▼

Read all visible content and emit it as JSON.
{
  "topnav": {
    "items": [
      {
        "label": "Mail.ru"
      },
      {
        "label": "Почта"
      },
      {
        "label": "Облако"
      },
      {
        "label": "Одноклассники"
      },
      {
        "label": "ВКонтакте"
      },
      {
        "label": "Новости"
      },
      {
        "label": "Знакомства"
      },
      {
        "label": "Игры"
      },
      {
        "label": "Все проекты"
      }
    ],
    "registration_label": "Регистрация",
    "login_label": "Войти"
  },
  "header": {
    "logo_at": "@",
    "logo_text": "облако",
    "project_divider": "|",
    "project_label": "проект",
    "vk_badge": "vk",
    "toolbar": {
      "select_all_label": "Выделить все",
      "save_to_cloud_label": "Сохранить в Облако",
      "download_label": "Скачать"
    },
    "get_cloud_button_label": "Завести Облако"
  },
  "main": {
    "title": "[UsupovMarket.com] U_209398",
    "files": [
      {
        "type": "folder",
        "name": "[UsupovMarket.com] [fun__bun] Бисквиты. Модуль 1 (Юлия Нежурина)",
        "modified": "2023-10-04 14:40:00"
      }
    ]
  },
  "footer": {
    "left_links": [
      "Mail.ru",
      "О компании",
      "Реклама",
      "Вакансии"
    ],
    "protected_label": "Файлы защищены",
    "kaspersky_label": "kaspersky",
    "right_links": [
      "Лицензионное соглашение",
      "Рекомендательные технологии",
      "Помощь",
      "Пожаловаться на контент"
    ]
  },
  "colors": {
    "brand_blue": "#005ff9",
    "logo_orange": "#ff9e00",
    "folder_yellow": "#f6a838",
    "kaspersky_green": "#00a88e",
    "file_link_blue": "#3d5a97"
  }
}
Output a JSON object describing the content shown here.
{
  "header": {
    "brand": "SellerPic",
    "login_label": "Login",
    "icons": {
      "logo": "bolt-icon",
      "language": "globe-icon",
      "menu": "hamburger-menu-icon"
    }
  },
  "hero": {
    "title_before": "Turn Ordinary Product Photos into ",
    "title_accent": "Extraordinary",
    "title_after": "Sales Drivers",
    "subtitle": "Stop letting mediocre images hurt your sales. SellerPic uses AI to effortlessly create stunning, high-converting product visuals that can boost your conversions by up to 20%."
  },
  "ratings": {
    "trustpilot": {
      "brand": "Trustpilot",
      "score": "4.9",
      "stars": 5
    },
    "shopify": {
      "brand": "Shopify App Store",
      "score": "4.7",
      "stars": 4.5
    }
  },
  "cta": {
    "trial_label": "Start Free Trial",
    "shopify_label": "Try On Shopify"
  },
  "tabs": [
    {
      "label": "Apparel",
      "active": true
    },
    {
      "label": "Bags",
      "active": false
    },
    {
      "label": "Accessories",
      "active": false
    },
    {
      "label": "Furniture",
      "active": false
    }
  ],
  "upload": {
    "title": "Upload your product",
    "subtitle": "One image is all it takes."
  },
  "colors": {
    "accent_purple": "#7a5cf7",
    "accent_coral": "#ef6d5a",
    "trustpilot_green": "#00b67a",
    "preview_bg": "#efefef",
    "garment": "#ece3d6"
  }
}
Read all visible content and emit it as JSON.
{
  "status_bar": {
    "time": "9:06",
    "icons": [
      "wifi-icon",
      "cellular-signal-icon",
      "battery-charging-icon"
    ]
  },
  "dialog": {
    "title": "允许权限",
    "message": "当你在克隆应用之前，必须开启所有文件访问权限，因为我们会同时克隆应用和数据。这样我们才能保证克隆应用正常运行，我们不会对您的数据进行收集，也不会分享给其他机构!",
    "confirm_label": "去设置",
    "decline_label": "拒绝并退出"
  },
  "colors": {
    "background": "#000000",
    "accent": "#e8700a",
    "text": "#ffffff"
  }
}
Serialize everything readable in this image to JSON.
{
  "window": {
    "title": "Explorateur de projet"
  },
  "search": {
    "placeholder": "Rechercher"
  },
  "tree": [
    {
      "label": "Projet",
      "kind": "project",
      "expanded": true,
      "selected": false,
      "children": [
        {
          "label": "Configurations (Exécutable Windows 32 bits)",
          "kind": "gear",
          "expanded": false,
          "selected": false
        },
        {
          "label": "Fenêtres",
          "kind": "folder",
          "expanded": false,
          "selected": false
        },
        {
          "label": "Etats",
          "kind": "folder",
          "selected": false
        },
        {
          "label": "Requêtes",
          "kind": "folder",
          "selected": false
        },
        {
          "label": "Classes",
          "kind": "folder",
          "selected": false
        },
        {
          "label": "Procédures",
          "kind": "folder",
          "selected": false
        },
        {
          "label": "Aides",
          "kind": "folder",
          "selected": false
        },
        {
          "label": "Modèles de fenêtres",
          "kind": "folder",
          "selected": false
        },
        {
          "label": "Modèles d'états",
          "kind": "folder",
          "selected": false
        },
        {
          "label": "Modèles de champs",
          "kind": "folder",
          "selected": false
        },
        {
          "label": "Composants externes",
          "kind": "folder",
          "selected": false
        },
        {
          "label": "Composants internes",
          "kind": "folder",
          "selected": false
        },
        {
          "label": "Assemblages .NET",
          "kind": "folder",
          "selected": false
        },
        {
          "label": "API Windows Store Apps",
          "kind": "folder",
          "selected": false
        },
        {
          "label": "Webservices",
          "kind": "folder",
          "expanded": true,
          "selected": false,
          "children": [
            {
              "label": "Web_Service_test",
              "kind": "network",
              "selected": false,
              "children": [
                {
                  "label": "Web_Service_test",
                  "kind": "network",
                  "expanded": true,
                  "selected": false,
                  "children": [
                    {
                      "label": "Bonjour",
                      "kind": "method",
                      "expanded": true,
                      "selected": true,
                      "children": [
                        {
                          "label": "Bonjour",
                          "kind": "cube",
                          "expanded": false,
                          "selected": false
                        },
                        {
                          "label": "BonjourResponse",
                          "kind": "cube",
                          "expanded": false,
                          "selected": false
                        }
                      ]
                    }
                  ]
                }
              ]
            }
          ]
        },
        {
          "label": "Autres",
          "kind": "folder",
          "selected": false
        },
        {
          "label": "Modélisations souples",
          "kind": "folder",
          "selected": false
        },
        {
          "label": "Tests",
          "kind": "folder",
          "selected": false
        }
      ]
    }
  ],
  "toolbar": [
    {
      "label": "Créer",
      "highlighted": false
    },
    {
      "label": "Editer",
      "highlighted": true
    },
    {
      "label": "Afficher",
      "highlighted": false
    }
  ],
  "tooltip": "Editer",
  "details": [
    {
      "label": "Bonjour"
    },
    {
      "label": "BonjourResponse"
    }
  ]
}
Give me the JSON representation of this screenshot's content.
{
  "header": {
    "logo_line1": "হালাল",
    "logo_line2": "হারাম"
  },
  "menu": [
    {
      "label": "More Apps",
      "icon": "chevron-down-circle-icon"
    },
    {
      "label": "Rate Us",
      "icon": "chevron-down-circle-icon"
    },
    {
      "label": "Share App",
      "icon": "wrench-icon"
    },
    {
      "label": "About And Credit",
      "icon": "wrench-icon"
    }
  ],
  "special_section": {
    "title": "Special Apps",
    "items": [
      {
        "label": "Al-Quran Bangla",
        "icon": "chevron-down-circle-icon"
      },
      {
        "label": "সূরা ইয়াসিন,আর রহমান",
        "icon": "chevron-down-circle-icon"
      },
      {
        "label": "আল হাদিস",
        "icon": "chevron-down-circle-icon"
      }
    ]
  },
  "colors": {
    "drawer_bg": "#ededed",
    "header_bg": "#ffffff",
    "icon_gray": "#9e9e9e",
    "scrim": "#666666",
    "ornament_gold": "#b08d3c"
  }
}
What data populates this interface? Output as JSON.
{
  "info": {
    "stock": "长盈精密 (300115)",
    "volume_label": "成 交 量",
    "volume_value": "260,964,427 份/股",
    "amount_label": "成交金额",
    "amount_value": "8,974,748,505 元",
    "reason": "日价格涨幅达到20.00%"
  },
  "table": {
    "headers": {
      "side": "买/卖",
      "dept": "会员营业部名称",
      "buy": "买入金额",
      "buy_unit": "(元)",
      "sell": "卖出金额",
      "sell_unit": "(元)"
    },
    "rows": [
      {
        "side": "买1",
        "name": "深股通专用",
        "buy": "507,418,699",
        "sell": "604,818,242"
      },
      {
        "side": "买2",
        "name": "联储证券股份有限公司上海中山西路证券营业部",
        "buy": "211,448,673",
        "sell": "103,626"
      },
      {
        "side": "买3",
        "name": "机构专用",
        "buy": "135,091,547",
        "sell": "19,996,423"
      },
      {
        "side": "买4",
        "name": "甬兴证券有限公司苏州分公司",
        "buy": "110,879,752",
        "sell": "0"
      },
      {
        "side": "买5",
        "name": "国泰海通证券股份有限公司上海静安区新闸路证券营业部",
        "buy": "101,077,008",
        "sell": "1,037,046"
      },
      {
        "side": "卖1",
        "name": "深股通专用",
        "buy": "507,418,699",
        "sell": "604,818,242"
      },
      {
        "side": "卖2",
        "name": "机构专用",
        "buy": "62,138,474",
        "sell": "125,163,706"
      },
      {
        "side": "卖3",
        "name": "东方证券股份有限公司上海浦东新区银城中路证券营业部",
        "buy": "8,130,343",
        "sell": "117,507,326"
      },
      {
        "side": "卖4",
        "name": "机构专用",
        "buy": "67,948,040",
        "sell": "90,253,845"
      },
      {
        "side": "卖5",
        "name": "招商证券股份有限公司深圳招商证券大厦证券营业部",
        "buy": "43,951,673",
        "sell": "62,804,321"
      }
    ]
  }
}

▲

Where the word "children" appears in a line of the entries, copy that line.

      "children": [
          "children": [
              "children": [
                  "children": [
                      "children": [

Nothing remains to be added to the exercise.